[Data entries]

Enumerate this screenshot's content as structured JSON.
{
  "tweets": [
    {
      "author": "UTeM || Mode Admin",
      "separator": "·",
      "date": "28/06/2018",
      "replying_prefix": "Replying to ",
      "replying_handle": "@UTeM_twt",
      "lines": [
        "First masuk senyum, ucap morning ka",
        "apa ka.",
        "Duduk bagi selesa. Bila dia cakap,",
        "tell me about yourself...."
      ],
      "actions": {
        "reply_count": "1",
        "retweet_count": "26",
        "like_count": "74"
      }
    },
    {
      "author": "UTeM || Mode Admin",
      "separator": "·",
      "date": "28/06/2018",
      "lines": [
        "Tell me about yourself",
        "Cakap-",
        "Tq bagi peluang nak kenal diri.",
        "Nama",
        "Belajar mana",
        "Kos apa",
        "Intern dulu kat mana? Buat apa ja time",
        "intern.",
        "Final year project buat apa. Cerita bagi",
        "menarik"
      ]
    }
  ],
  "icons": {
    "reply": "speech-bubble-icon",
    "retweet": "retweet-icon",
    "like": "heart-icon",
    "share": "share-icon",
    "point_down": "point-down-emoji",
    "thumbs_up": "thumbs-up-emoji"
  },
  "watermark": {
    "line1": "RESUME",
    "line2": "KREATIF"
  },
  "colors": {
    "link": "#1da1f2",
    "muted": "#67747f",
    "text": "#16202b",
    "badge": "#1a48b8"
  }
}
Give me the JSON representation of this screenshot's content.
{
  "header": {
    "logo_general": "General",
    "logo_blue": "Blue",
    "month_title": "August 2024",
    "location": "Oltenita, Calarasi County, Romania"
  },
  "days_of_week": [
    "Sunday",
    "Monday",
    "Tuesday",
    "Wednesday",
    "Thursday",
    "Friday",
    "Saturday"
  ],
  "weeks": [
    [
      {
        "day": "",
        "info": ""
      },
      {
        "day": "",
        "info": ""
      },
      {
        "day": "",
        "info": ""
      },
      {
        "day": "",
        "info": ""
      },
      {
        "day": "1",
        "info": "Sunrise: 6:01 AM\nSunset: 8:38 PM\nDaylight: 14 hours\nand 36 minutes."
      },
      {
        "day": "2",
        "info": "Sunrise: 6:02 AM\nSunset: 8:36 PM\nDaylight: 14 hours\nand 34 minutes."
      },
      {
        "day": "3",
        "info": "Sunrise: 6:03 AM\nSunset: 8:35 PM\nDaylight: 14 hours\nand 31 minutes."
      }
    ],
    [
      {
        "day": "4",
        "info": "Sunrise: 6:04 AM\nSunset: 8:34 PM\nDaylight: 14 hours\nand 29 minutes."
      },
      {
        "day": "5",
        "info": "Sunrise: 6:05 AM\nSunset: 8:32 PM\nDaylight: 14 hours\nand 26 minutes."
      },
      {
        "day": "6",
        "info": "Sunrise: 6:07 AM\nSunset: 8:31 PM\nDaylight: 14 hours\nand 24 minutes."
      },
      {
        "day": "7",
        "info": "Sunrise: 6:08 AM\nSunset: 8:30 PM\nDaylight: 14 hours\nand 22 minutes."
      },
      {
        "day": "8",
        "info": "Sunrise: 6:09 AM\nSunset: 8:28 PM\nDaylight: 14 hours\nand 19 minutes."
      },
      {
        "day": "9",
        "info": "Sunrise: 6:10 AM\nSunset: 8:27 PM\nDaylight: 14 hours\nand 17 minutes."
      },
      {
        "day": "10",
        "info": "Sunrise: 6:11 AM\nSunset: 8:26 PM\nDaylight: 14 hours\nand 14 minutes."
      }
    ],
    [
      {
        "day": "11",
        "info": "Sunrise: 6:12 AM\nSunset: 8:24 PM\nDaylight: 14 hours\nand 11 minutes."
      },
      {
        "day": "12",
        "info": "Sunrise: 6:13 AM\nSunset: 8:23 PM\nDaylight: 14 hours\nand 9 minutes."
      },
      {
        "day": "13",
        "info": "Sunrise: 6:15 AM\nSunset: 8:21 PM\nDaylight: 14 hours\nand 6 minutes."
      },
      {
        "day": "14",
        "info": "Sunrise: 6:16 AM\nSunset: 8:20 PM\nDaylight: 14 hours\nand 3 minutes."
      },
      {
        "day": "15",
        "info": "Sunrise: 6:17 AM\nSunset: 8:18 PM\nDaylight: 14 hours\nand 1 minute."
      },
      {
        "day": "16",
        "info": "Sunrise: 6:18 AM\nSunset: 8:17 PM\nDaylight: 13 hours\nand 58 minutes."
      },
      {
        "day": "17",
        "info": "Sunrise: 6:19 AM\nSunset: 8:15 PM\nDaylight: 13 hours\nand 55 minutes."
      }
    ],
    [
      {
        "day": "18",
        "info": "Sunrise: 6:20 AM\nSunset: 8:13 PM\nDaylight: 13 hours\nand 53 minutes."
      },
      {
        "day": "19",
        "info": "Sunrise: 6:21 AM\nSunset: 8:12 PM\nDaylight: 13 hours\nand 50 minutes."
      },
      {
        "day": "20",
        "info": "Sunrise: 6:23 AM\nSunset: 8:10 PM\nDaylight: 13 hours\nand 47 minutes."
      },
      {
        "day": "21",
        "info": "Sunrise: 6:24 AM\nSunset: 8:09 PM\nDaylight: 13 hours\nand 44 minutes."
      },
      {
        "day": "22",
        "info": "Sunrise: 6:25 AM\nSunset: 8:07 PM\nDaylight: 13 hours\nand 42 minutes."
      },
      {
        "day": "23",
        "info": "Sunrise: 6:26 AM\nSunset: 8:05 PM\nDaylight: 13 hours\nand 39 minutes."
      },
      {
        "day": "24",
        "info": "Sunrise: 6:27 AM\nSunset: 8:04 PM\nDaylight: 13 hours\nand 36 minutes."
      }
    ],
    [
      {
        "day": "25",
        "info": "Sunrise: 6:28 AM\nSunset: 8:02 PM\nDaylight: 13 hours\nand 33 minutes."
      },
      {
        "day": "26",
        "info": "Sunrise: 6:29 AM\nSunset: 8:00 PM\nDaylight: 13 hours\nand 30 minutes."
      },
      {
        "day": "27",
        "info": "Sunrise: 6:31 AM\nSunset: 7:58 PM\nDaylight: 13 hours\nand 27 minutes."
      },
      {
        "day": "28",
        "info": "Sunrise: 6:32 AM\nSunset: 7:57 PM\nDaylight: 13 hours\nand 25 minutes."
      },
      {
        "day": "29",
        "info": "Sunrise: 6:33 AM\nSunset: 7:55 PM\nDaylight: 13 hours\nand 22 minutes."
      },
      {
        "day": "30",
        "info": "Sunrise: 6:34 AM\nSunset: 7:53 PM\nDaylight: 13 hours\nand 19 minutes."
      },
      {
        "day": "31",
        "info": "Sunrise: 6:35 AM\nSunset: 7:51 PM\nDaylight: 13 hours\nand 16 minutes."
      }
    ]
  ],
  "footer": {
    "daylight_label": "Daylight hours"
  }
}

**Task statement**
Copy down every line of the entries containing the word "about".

**Reply**
        "tell me about yourself...."
        "Tell me about yourself",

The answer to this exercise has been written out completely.